Impact of Health on Early Retirement and Post-Retirement Income Loss among Survivors of the 11 September 2001 World Trade Center Disaster

Int J Environ Res Public Health. 2019 Apr 2;16(7):1177. doi: 10.3390/ijerph16071177.


The health consequences of the 9/11 World Trade Center (WTC) terrorist attacks are well documented, but few studies have assessed the disaster's impact on employment among individuals exposed to the disaster. We examined the association between 9/11-related health conditions and early retirement among residents and workers who resided and/or worked near the WTC site on 9/11, and the association between such conditions and post-retirement income loss. The study included 6377 residents and/or area workers who completed the WTC Health Registry longitudinal health surveys in 2003-2004 and 2006-2007, and the 2017-2018 Health and Employment Survey.
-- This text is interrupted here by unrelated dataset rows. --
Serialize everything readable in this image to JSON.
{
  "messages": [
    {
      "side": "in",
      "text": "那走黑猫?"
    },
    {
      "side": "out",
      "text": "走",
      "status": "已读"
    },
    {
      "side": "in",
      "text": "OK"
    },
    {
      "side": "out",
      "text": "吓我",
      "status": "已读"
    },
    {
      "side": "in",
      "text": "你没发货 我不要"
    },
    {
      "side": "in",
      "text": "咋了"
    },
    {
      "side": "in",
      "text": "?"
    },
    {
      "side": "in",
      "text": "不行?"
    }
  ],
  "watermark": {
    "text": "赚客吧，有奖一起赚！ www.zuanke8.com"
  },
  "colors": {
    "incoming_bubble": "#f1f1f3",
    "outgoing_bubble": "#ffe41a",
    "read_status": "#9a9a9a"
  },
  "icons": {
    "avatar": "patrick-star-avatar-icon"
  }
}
Logistic regression models were used to examine the associations. We found that 9/11-related health conditions were significantly associated with the likelihood of early retirement. Residents and/or area workers with more physical health conditions, especially when comorbid with posttraumatic stress disorder (PTSD), were more likely to retire before age 60 than those with no conditions. For retirees, having PTSD or PTSD comorbid with any number of physical conditions increased the odds of reporting substantial post-retirement income loss. Disaster-related outcomes can negatively impact aging individuals in the form of early retirement and income loss. Long-term effects of major disasters must continue to be studied.

Keywords: 9/11 impact; PTSD; chronic disease; disaster; income loss; retirement.

Publication types

  • Research Support, Non-U.S. Gov't
  • Research Support, U.S. Gov't, P.H.S.

MeSH terms

  • Adult
  • Aged
  • Comorbidity
  • Disasters*
  • Female
  • Humans
  • Income*
  • Longitudinal Studies
  • Male
  • Middle Aged
  • New York City / epidemiology
  • Registries
  • Retirement*
  • September 11 Terrorist Attacks*
  • Stress Disorders, Post-Traumatic / epidemiology
  • Surveys and Questionnaires
  • Survivors*